There are two custom tanks in the engine bay — one’s a surge tank fed from a larger fuel tank in the rear, the other’s the dry sump reservoir

So what’s it like from behind the wheel?

“For what it is, it’s fairly easy to drive, though it only has front brakes so you need to be careful stopping from speed. The ’cage makes it rock solid but I need to improve the steering. It has a VK manual rack and it’s starting to flog out a bit. It does like to catch on fire, though. I’m not a big fan of fires up front but I don’t mind when they’re out the back — and the crowd loves it!”

Fred plans on doing Powercruise 32 in Perth before heading to Adelaide for Gazzanats. After that he’ll leave the car out east, ready to go head-to-head with the biggest guns in the sport.

Sparse interior is as black as the ace of spades and packed with top-shelf race hardware as far as the eye can see

“I want to compete against Gary Myers at Summernats because he’s winning everything right now and he’s the best. He’s done more for the sport than anyone and I want to take him on and beat him there, that’d be the ultimate.”

Then he’ll take aim at Powercruise boss Michael ‘Gup’ Gilbert and his ball-tearing turbo big-block HQ, Elvis.

“I want to take Gup on in the Powerskids in Sydney. I’ve done just over 450 metres in Perth and ran out of road, so I want to show the turbo boys that blown cars are just as good!”

In the meantime, he’ll be busy in Perth with NUTTER, an equally mental Holden ute he recently purchased from Separovich.

Clearly Fred lives and breathes burnouts but even he admits that it’s starting to get prohibitively expensive.

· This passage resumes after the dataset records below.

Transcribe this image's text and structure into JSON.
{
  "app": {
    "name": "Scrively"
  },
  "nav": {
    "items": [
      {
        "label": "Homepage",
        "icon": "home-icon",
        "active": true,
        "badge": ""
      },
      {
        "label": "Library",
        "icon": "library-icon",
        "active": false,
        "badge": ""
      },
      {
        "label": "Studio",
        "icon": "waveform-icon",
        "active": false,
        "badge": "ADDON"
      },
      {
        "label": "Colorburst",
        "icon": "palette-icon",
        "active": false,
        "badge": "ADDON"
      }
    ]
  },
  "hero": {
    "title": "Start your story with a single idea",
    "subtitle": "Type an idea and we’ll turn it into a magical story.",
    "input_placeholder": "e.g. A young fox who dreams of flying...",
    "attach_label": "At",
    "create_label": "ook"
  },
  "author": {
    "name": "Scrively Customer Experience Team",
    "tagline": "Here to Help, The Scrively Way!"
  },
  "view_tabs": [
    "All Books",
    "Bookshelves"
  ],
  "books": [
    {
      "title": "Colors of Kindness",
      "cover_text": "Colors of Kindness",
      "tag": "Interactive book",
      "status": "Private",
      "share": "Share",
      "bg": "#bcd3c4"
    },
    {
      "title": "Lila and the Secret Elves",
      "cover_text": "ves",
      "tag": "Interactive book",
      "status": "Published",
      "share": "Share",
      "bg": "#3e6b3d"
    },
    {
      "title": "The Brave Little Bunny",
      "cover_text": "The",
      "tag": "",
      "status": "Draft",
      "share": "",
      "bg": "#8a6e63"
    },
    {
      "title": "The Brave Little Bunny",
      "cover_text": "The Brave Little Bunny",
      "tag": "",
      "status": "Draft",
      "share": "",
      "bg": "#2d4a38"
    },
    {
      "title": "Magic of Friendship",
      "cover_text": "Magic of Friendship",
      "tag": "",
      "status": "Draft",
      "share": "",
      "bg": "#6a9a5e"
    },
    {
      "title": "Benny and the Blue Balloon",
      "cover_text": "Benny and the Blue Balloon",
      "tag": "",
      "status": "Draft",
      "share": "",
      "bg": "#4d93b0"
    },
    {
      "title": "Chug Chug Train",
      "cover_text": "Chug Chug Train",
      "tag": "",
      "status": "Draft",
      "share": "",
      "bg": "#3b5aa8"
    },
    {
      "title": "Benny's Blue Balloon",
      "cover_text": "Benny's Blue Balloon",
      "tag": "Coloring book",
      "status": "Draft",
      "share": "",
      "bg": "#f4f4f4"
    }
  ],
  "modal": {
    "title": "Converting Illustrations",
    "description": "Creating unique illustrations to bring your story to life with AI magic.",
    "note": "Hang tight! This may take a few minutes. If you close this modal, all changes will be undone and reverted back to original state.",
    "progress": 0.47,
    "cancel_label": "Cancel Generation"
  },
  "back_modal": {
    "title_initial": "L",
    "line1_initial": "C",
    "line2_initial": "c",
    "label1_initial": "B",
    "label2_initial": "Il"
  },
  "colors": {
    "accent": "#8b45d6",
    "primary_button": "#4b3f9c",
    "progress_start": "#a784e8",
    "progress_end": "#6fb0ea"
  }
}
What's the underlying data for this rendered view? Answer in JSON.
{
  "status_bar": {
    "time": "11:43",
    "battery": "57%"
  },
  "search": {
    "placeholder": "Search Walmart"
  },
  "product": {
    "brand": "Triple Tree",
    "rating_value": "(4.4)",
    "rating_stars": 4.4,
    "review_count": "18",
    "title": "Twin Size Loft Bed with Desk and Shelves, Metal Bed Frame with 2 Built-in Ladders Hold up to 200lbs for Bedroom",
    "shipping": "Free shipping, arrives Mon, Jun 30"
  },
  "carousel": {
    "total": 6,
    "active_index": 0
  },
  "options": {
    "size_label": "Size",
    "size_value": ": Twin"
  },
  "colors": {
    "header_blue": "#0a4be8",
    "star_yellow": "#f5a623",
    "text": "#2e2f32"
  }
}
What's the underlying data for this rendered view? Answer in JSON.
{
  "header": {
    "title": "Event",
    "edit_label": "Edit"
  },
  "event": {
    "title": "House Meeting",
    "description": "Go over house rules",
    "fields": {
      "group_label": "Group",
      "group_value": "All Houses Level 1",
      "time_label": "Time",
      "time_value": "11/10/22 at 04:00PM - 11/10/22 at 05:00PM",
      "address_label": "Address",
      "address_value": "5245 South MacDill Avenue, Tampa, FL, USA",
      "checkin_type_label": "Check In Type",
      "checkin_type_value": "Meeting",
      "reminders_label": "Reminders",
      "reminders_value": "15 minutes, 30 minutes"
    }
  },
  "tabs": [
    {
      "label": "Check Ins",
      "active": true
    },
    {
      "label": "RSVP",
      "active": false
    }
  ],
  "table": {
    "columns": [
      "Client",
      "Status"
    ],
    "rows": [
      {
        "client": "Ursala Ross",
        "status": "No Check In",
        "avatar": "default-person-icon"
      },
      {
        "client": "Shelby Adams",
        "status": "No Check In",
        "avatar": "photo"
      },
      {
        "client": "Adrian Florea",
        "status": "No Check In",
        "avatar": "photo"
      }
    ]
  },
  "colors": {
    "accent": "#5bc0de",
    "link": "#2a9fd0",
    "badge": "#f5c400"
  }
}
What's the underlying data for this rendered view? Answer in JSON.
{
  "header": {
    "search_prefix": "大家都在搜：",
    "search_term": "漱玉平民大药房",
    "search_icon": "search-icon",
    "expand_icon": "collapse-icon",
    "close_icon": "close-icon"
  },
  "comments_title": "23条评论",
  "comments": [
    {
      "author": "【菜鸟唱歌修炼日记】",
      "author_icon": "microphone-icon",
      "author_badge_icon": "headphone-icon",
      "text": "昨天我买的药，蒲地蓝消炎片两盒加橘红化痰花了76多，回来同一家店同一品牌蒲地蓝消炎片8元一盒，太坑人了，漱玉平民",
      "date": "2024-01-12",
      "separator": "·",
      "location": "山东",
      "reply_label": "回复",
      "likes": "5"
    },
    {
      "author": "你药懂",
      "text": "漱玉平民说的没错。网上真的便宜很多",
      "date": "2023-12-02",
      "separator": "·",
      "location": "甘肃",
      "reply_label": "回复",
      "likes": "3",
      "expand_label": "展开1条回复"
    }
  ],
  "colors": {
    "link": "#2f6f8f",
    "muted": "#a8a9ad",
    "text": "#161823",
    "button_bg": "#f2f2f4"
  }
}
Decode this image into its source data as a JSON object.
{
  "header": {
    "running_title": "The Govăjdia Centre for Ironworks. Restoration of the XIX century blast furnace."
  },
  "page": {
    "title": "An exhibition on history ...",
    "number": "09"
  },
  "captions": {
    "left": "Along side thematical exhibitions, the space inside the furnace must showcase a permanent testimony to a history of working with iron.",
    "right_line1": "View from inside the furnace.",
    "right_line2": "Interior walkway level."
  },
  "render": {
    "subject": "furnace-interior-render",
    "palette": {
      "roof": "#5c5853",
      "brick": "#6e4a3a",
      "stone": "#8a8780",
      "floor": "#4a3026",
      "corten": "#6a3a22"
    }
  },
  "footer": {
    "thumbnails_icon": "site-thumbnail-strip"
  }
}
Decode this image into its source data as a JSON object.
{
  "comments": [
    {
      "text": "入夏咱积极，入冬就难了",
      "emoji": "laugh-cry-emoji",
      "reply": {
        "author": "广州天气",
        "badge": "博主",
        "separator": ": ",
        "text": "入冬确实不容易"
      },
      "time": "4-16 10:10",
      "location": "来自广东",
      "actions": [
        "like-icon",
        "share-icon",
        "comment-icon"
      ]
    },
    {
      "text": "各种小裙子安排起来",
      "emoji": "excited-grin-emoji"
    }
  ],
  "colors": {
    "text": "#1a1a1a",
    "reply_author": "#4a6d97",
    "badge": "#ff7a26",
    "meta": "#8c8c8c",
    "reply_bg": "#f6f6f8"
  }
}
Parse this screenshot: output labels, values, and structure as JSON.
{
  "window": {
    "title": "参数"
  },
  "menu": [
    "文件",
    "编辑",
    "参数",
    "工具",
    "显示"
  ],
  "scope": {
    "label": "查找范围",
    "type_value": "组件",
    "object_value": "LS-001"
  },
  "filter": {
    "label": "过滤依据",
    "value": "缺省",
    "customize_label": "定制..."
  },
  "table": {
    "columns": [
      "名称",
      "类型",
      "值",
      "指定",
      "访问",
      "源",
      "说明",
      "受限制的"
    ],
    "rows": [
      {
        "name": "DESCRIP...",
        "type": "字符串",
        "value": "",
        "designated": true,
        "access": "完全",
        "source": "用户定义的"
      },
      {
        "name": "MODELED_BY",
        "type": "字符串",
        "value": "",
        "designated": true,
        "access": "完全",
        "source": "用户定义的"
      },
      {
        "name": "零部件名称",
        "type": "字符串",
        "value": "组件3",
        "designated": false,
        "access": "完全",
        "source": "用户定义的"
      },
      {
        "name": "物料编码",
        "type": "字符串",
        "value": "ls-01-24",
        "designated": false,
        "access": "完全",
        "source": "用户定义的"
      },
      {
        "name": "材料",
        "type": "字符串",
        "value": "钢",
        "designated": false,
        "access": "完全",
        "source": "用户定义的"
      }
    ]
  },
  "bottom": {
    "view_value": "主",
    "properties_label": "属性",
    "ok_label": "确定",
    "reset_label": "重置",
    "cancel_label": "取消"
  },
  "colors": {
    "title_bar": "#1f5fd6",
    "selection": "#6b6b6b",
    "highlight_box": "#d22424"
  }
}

“I don’t know what’s next for the sport but if you don’t have $100,000 to play with, you’re not up there with the big boys. I guess there’s the naturally aspirated class but even that’s getting a little out of control.”

Which makes you wonder how Fred could take such a beautiful car and thrash it to within an inch of its life time and time again.

“You have to drive it hard, I reckon. With the hours, effort and money, not to mention the time away from the family involved in the car, you’ve gotta beat the shit out of it no matter how good it looks! That’s why I beat up on it — just to make it all worthwhile!”


FOR all the big-dollar cars and all the competitions offering big prize money, Fred reckons that the WA burnout scene is stacked with the friendliest blokes you’re likely to come across.

“There are a dozen or so top burnout cars over here and we’re all good mates. The competition isn’t what you’d think it’d be; everyone helps each other out and no one really cares who wins at the end of the day. Just the other day we had Justin’s [WONAGO VG ute] buck’s party and most of the crew turned up and did burnouts. We all help each other and there are no secrets. It’s a sport where you build your car, compete against your mates and get on the piss together afterwards.”

2005 HSV GTO

Colour: HOK Galaxy Grey

Brand: Dart Little M 378ci
Induction: Littlefield 8/71 blower, magnesium barn door hat, TBS competition manifold
Heads: AFR 227, Ferrea valves
Camshaft: Crow roller, custom grind
Conrods: Oliver I-beam
Pistons: CP
Crank: Callies
Oil pump: Moroso
Sump: Moroso dry sump
Fuel: Methanol
Fuel system: Enderle 110 pump
Cooling: Browns alloy radiator, twin thermos
Exhaust: 17/8in headers, twin 3½in exhaust system
Ignition: MSD Pro Mag 12LT

Gearbox: Powerglide
Converter: Freo Torque Converters 3800rpm
Diff: Sheet-metal 9in, 3.10:1 gears, 41-spline axles

Springs: Tein coilovers (f&r)
Shocks: Tein coilovers (f&r)
Brakes: 365mm with Wilwood six-piston calipers (f), none (r)
Steering: VK rack

Seats: Sparco Evo
Seatbelts: Simpson race harnesses
Wheel: Standard
Mods: Six-point rollcage
Trim: Black velour
Instruments: Auto Meter
Shifter: B&M carbon fibre Pro Ratchet

Rims: Intro Twisted Vista II 20×8 (f), 20×10 (r)
Rubber: Achilles 245/30/20 (f) 285/35/20 (r)

My fiancée Sam and my twins Seth and Keely for giving me time to build the car and supporting me; Jody and Adam for being there from day one; Brandon, Clint and Carps; George Separovich and Jody Dunford at Thunder Performance; Ruben at Instyle Customs Panel & Paint; Blacky at Black Magic Race Cars; Jamahl from Current Trendz; Fabz from Por Vida Tattoos; Dad for all the help and support